Now there was time to relax and work a more normal schedule. We still had lots of new equipment to install in the building and get on the air, but the crash rush to make the move was over. We still needed to get the backup generator operational and we needed to finish wiring the battery systems to all the repeaters. We needed to clean up the wiring that was thrown in to get equipment on the air to facilitate the speedy move and we had low quality cables that needed to be replaced with more expensive high quality cables. In all, there was shortage of items that still needed to be addressed so we continued the work on the building for another two months on an almost daily basis until the work was done.
It is difficult to count up the thousands of hours of work that went into the design, engineering and construction of the building and the wiring of the many systems. The project took years to plan and month to build. The radio systems outperformed themselves by a substantial margin compared to our previous location on the mountain. It represented the single most profitable endeavor to date with our company, paying for itself in 2 years. Most buildings take 10-30 years to pay for themselves, so the project was a resounding success on all fronts.
Now it was time to take a break from our crazy schedule, fall back and regroup.
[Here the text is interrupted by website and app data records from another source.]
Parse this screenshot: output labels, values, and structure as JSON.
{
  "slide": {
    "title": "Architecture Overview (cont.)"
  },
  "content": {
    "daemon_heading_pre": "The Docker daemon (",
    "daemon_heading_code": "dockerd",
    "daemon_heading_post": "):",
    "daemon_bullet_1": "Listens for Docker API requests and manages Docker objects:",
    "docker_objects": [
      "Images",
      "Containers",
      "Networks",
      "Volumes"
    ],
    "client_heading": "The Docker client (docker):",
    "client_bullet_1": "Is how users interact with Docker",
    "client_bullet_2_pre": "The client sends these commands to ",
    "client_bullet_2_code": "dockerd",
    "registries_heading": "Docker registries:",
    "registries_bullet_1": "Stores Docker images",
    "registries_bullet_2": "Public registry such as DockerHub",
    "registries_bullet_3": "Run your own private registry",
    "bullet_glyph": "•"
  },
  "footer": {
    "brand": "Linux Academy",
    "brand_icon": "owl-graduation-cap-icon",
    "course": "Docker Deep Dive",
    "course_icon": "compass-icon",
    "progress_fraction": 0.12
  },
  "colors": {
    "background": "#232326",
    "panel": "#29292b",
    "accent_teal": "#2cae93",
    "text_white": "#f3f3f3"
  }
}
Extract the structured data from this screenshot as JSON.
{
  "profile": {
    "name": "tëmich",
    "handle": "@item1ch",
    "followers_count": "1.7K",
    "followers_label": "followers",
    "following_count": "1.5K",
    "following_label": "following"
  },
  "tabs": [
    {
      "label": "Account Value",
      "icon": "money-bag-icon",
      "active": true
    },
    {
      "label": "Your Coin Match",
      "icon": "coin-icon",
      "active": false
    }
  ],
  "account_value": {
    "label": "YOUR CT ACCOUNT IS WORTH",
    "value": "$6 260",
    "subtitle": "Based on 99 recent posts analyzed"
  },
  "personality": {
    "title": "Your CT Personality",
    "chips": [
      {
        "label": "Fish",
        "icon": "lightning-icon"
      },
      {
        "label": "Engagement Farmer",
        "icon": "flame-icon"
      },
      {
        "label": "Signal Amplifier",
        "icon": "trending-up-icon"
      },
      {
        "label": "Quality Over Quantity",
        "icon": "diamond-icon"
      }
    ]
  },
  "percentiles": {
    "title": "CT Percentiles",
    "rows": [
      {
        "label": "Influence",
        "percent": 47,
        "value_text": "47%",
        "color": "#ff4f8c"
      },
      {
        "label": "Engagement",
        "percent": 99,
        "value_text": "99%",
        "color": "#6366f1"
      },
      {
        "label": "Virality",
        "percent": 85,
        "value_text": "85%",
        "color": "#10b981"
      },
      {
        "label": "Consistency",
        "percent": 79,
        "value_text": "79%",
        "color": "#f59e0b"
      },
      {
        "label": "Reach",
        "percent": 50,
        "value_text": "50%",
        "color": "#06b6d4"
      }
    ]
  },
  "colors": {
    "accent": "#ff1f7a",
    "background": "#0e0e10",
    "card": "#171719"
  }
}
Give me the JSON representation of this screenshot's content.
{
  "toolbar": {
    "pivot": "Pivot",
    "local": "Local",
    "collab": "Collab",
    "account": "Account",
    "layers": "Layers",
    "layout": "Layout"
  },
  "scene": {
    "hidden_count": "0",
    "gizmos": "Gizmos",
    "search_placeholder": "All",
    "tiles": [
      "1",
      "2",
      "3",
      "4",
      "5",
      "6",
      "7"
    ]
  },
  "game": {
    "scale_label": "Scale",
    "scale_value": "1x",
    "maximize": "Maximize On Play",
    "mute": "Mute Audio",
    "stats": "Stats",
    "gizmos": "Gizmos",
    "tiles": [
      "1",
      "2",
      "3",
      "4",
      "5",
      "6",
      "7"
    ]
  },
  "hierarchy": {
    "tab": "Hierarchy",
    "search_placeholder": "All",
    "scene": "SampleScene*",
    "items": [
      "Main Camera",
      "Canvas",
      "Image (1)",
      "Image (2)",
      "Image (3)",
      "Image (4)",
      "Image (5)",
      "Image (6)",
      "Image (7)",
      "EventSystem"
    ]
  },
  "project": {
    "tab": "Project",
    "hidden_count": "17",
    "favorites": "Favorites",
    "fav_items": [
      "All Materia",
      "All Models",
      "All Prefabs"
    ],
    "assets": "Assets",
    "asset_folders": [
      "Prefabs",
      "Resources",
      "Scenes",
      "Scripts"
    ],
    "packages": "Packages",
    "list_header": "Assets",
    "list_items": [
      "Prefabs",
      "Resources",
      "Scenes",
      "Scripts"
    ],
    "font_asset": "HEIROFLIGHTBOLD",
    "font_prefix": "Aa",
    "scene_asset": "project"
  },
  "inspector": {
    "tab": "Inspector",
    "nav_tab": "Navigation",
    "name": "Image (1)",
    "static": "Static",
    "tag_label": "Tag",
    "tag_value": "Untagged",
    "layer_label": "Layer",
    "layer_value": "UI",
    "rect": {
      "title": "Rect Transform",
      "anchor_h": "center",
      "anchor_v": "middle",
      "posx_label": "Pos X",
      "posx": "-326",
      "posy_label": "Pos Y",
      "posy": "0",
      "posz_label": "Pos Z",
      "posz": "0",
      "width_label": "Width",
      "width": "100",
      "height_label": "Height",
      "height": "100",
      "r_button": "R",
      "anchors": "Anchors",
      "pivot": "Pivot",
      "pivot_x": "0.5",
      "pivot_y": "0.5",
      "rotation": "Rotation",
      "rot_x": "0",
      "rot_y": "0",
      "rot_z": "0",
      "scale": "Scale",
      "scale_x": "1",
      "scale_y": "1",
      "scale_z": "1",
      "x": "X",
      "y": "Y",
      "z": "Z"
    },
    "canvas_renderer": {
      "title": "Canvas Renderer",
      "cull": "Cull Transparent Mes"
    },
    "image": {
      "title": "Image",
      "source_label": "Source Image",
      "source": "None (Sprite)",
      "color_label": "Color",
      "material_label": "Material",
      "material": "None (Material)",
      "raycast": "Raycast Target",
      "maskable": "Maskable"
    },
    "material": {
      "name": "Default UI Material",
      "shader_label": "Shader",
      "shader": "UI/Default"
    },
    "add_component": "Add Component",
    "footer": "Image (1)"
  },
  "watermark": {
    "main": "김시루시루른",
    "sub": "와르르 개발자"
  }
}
Then it was time to work on the next tower site, radio system or customer need. Another day’s work and another project to build………………………